There are, of course, reasons to be dubious of strangers who turn up in your vacation rental asking for blood to spare humanity. Are they delusional? Has this gay couple been targeted? Do their demands not sound a little like the nuttery of some of today's real-world attackers? Eric and Andrew sense the same kind of brutality that they've experienced all their lives as gay men. Flashbacks to their past, including moments of bliss and pain, suggest this lurid episode is part of a larger narrative of a loving family forged against a harsh world. "Always together" is the couple's mantra.
But the way the four intruders speak is at odds with that possibility. They seem genuinely concerned for the wellbeing of the family. They identify themselves as regular people, some with families of their own, who are reluctantly but necessarily carrying out a duty. They are making their own sacrifice, too. Bautista, in one of his finest performances, is more sweet than menacing, even while wielding a heavy weapon. Amuka-Bird, too, is an affectingly sensitive presence.
The performances, all around, are convincing, and Shyamalan arrestingly stages the intense standoff as blood begins to spill and calamities, seen on television, mount. The tale, adapted from Paul G. Tremblay's 2018 novel "The Cabin at the End of the World" with a notable tweak to the ending, cleverly inverts the home invasion thriller.

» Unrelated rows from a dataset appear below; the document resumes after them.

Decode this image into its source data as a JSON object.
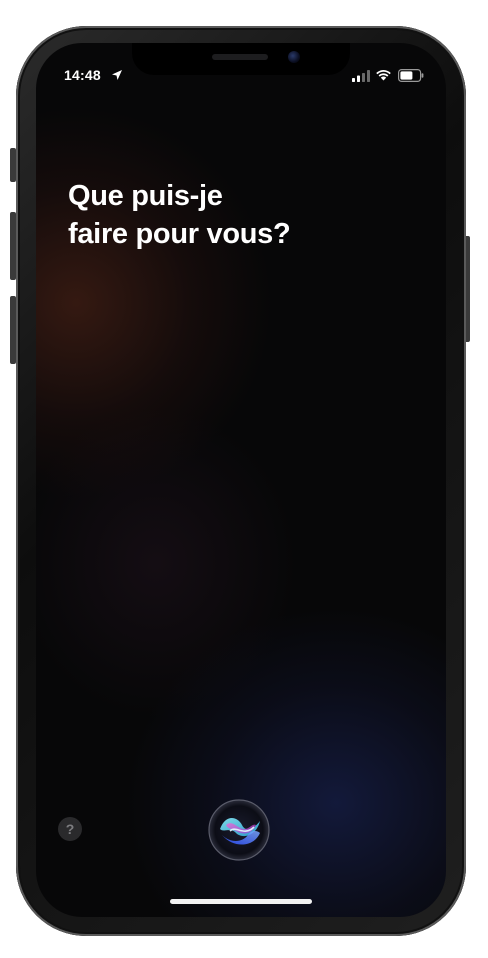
{
  "status_bar": {
    "time": "14:48",
    "icons": [
      "location-arrow-icon",
      "cellular-signal-icon",
      "wifi-icon",
      "battery-icon"
    ]
  },
  "siri": {
    "prompt_line1": "Que puis-je",
    "prompt_line2": "faire pour vous?",
    "help_label": "?"
  },
  "colors": {
    "background": "#070708",
    "text": "#ffffff",
    "orb_cyan": "#5fd4e8",
    "orb_blue": "#3b6cff",
    "orb_magenta": "#d04ac8"
  }
}
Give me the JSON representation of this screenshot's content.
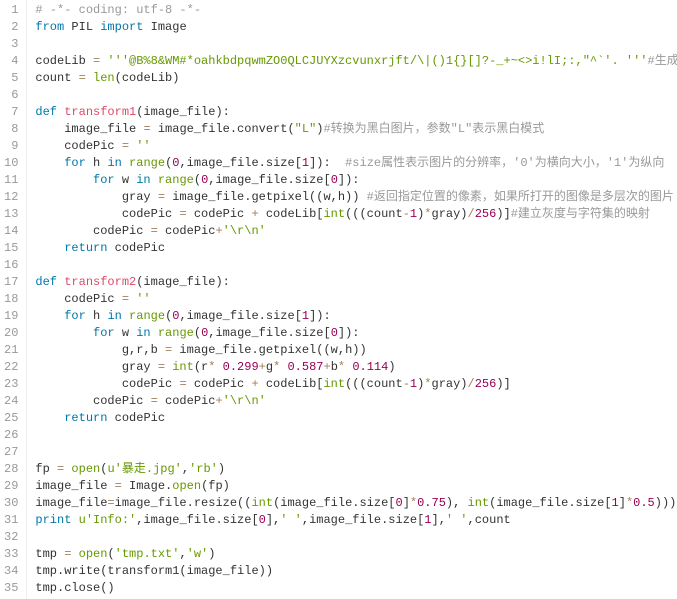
{
  "lines": [
    [
      {
        "c": "tok-comment",
        "t": "# -*- coding: utf-8 -*-"
      }
    ],
    [
      {
        "c": "tok-kw",
        "t": "from"
      },
      {
        "c": "",
        "t": " PIL "
      },
      {
        "c": "tok-kw",
        "t": "import"
      },
      {
        "c": "",
        "t": " Image"
      }
    ],
    [],
    [
      {
        "c": "",
        "t": "codeLib "
      },
      {
        "c": "tok-op",
        "t": "="
      },
      {
        "c": "",
        "t": " "
      },
      {
        "c": "tok-str",
        "t": "'''@B%8&WM#*oahkbdpqwmZO0QLCJUYXzcvunxrjft/\\|()1{}[]?-_+~<>i!lI;:,\"^`'. '''"
      },
      {
        "c": "tok-comment",
        "t": "#生成"
      }
    ],
    [
      {
        "c": "",
        "t": "count "
      },
      {
        "c": "tok-op",
        "t": "="
      },
      {
        "c": "",
        "t": " "
      },
      {
        "c": "tok-builtin",
        "t": "len"
      },
      {
        "c": "",
        "t": "(codeLib)"
      }
    ],
    [],
    [
      {
        "c": "tok-kw",
        "t": "def"
      },
      {
        "c": "",
        "t": " "
      },
      {
        "c": "tok-def",
        "t": "transform1"
      },
      {
        "c": "",
        "t": "(image_file):"
      }
    ],
    [
      {
        "c": "",
        "t": "    image_file "
      },
      {
        "c": "tok-op",
        "t": "="
      },
      {
        "c": "",
        "t": " image_file.convert("
      },
      {
        "c": "tok-str",
        "t": "\"L\""
      },
      {
        "c": "",
        "t": ")"
      },
      {
        "c": "tok-comment",
        "t": "#转换为黑白图片，参数\"L\"表示黑白模式"
      }
    ],
    [
      {
        "c": "",
        "t": "    codePic "
      },
      {
        "c": "tok-op",
        "t": "="
      },
      {
        "c": "",
        "t": " "
      },
      {
        "c": "tok-str",
        "t": "''"
      }
    ],
    [
      {
        "c": "",
        "t": "    "
      },
      {
        "c": "tok-kw",
        "t": "for"
      },
      {
        "c": "",
        "t": " h "
      },
      {
        "c": "tok-kw",
        "t": "in"
      },
      {
        "c": "",
        "t": " "
      },
      {
        "c": "tok-builtin",
        "t": "range"
      },
      {
        "c": "",
        "t": "("
      },
      {
        "c": "tok-num",
        "t": "0"
      },
      {
        "c": "",
        "t": ",image_file.size["
      },
      {
        "c": "tok-num",
        "t": "1"
      },
      {
        "c": "",
        "t": "]):  "
      },
      {
        "c": "tok-comment",
        "t": "#size属性表示图片的分辨率，'0'为横向大小，'1'为纵向"
      }
    ],
    [
      {
        "c": "",
        "t": "        "
      },
      {
        "c": "tok-kw",
        "t": "for"
      },
      {
        "c": "",
        "t": " w "
      },
      {
        "c": "tok-kw",
        "t": "in"
      },
      {
        "c": "",
        "t": " "
      },
      {
        "c": "tok-builtin",
        "t": "range"
      },
      {
        "c": "",
        "t": "("
      },
      {
        "c": "tok-num",
        "t": "0"
      },
      {
        "c": "",
        "t": ",image_file.size["
      },
      {
        "c": "tok-num",
        "t": "0"
      },
      {
        "c": "",
        "t": "]):"
      }
    ],
    [
      {
        "c": "",
        "t": "            gray "
      },
      {
        "c": "tok-op",
        "t": "="
      },
      {
        "c": "",
        "t": " image_file.getpixel((w,h)) "
      },
      {
        "c": "tok-comment",
        "t": "#返回指定位置的像素，如果所打开的图像是多层次的图片"
      }
    ],
    [
      {
        "c": "",
        "t": "            codePic "
      },
      {
        "c": "tok-op",
        "t": "="
      },
      {
        "c": "",
        "t": " codePic "
      },
      {
        "c": "tok-op",
        "t": "+"
      },
      {
        "c": "",
        "t": " codeLib["
      },
      {
        "c": "tok-builtin",
        "t": "int"
      },
      {
        "c": "",
        "t": "(((count"
      },
      {
        "c": "tok-op",
        "t": "-"
      },
      {
        "c": "tok-num",
        "t": "1"
      },
      {
        "c": "",
        "t": ")"
      },
      {
        "c": "tok-op",
        "t": "*"
      },
      {
        "c": "",
        "t": "gray)"
      },
      {
        "c": "tok-op",
        "t": "/"
      },
      {
        "c": "tok-num",
        "t": "256"
      },
      {
        "c": "",
        "t": ")]"
      },
      {
        "c": "tok-comment",
        "t": "#建立灰度与字符集的映射"
      }
    ],
    [
      {
        "c": "",
        "t": "        codePic "
      },
      {
        "c": "tok-op",
        "t": "="
      },
      {
        "c": "",
        "t": " codePic"
      },
      {
        "c": "tok-op",
        "t": "+"
      },
      {
        "c": "tok-str",
        "t": "'\\r\\n'"
      }
    ],
    [
      {
        "c": "",
        "t": "    "
      },
      {
        "c": "tok-kw",
        "t": "return"
      },
      {
        "c": "",
        "t": " codePic"
      }
    ],
    [],
    [
      {
        "c": "tok-kw",
        "t": "def"
      },
      {
        "c": "",
        "t": " "
      },
      {
        "c": "tok-def",
        "t": "transform2"
      },
      {
        "c": "",
        "t": "(image_file):"
      }
    ],
    [
      {
        "c": "",
        "t": "    codePic "
      },
      {
        "c": "tok-op",
        "t": "="
      },
      {
        "c": "",
        "t": " "
      },
      {
        "c": "tok-str",
        "t": "''"
      }
    ],
    [
      {
        "c": "",
        "t": "    "
      },
      {
        "c": "tok-kw",
        "t": "for"
      },
      {
        "c": "",
        "t": " h "
      },
      {
        "c": "tok-kw",
        "t": "in"
      },
      {
        "c": "",
        "t": " "
      },
      {
        "c": "tok-builtin",
        "t": "range"
      },
      {
        "c": "",
        "t": "("
      },
      {
        "c": "tok-num",
        "t": "0"
      },
      {
        "c": "",
        "t": ",image_file.size["
      },
      {
        "c": "tok-num",
        "t": "1"
      },
      {
        "c": "",
        "t": "]):"
      }
    ],
    [
      {
        "c": "",
        "t": "        "
      },
      {
        "c": "tok-kw",
        "t": "for"
      },
      {
        "c": "",
        "t": " w "
      },
      {
        "c": "tok-kw",
        "t": "in"
      },
      {
        "c": "",
        "t": " "
      },
      {
        "c": "tok-builtin",
        "t": "range"
      },
      {
        "c": "",
        "t": "("
      },
      {
        "c": "tok-num",
        "t": "0"
      },
      {
        "c": "",
        "t": ",image_file.size["
      },
      {
        "c": "tok-num",
        "t": "0"
      },
      {
        "c": "",
        "t": "]):"
      }
    ],
    [
      {
        "c": "",
        "t": "            g,r,b "
      },
      {
        "c": "tok-op",
        "t": "="
      },
      {
        "c": "",
        "t": " image_file.getpixel((w,h))"
      }
    ],
    [
      {
        "c": "",
        "t": "            gray "
      },
      {
        "c": "tok-op",
        "t": "="
      },
      {
        "c": "",
        "t": " "
      },
      {
        "c": "tok-builtin",
        "t": "int"
      },
      {
        "c": "",
        "t": "(r"
      },
      {
        "c": "tok-op",
        "t": "*"
      },
      {
        "c": "",
        "t": " "
      },
      {
        "c": "tok-num",
        "t": "0.299"
      },
      {
        "c": "tok-op",
        "t": "+"
      },
      {
        "c": "",
        "t": "g"
      },
      {
        "c": "tok-op",
        "t": "*"
      },
      {
        "c": "",
        "t": " "
      },
      {
        "c": "tok-num",
        "t": "0.587"
      },
      {
        "c": "tok-op",
        "t": "+"
      },
      {
        "c": "",
        "t": "b"
      },
      {
        "c": "tok-op",
        "t": "*"
      },
      {
        "c": "",
        "t": " "
      },
      {
        "c": "tok-num",
        "t": "0.114"
      },
      {
        "c": "",
        "t": ")"
      }
    ],
    [
      {
        "c": "",
        "t": "            codePic "
      },
      {
        "c": "tok-op",
        "t": "="
      },
      {
        "c": "",
        "t": " codePic "
      },
      {
        "c": "tok-op",
        "t": "+"
      },
      {
        "c": "",
        "t": " codeLib["
      },
      {
        "c": "tok-builtin",
        "t": "int"
      },
      {
        "c": "",
        "t": "(((count"
      },
      {
        "c": "tok-op",
        "t": "-"
      },
      {
        "c": "tok-num",
        "t": "1"
      },
      {
        "c": "",
        "t": ")"
      },
      {
        "c": "tok-op",
        "t": "*"
      },
      {
        "c": "",
        "t": "gray)"
      },
      {
        "c": "tok-op",
        "t": "/"
      },
      {
        "c": "tok-num",
        "t": "256"
      },
      {
        "c": "",
        "t": ")]"
      }
    ],
    [
      {
        "c": "",
        "t": "        codePic "
      },
      {
        "c": "tok-op",
        "t": "="
      },
      {
        "c": "",
        "t": " codePic"
      },
      {
        "c": "tok-op",
        "t": "+"
      },
      {
        "c": "tok-str",
        "t": "'\\r\\n'"
      }
    ],
    [
      {
        "c": "",
        "t": "    "
      },
      {
        "c": "tok-kw",
        "t": "return"
      },
      {
        "c": "",
        "t": " codePic"
      }
    ],
    [],
    [],
    [
      {
        "c": "",
        "t": "fp "
      },
      {
        "c": "tok-op",
        "t": "="
      },
      {
        "c": "",
        "t": " "
      },
      {
        "c": "tok-builtin",
        "t": "open"
      },
      {
        "c": "",
        "t": "("
      },
      {
        "c": "tok-str",
        "t": "u'暴走.jpg'"
      },
      {
        "c": "",
        "t": ","
      },
      {
        "c": "tok-str",
        "t": "'rb'"
      },
      {
        "c": "",
        "t": ")"
      }
    ],
    [
      {
        "c": "",
        "t": "image_file "
      },
      {
        "c": "tok-op",
        "t": "="
      },
      {
        "c": "",
        "t": " Image."
      },
      {
        "c": "tok-builtin",
        "t": "open"
      },
      {
        "c": "",
        "t": "(fp)"
      }
    ],
    [
      {
        "c": "",
        "t": "image_file"
      },
      {
        "c": "tok-op",
        "t": "="
      },
      {
        "c": "",
        "t": "image_file.resize(("
      },
      {
        "c": "tok-builtin",
        "t": "int"
      },
      {
        "c": "",
        "t": "(image_file.size["
      },
      {
        "c": "tok-num",
        "t": "0"
      },
      {
        "c": "",
        "t": "]"
      },
      {
        "c": "tok-op",
        "t": "*"
      },
      {
        "c": "tok-num",
        "t": "0.75"
      },
      {
        "c": "",
        "t": "), "
      },
      {
        "c": "tok-builtin",
        "t": "int"
      },
      {
        "c": "",
        "t": "(image_file.size["
      },
      {
        "c": "tok-num",
        "t": "1"
      },
      {
        "c": "",
        "t": "]"
      },
      {
        "c": "tok-op",
        "t": "*"
      },
      {
        "c": "tok-num",
        "t": "0.5"
      },
      {
        "c": "",
        "t": ")))"
      }
    ],
    [
      {
        "c": "tok-kw",
        "t": "print"
      },
      {
        "c": "",
        "t": " "
      },
      {
        "c": "tok-str",
        "t": "u'Info:'"
      },
      {
        "c": "",
        "t": ",image_file.size["
      },
      {
        "c": "tok-num",
        "t": "0"
      },
      {
        "c": "",
        "t": "],"
      },
      {
        "c": "tok-str",
        "t": "' '"
      },
      {
        "c": "",
        "t": ",image_file.size["
      },
      {
        "c": "tok-num",
        "t": "1"
      },
      {
        "c": "",
        "t": "],"
      },
      {
        "c": "tok-str",
        "t": "' '"
      },
      {
        "c": "",
        "t": ",count"
      }
    ],
    [],
    [
      {
        "c": "",
        "t": "tmp "
      },
      {
        "c": "tok-op",
        "t": "="
      },
      {
        "c": "",
        "t": " "
      },
      {
        "c": "tok-builtin",
        "t": "open"
      },
      {
        "c": "",
        "t": "("
      },
      {
        "c": "tok-str",
        "t": "'tmp.txt'"
      },
      {
        "c": "",
        "t": ","
      },
      {
        "c": "tok-str",
        "t": "'w'"
      },
      {
        "c": "",
        "t": ")"
      }
    ],
    [
      {
        "c": "",
        "t": "tmp.write(transform1(image_file))"
      }
    ],
    [
      {
        "c": "",
        "t": "tmp.close()"
      }
    ]
  ],
  "line_count": 35
}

There are, undoubtedly, deeper avenues of exploration left unexamined. But there are also B-movie pleasures that deviate from horror convention, and even some of the director's own trademark sensibilities. Shyamalan doesn't pump up the violence, nor does he rely on plot twists to carry "Knock at the Cabin" along. Instead, the film works as a brutal, neatly distilled kind of morality play that toys with fatalism, family and climate change allegory. What most distinguishes Shyamalan's film is how it dares to consider whether some things are more important than family. In apocalyptic big screen spectacles, family is almost always the last and most abiding refuge. Here, it may be an impediment.
"Knock at the Cabin," a Universal Pictures release, is rated R by the Motion Picture Association for violence and language. Running time: 100 minutes. Three stars out of four.
Jake Coyle is an AP film writer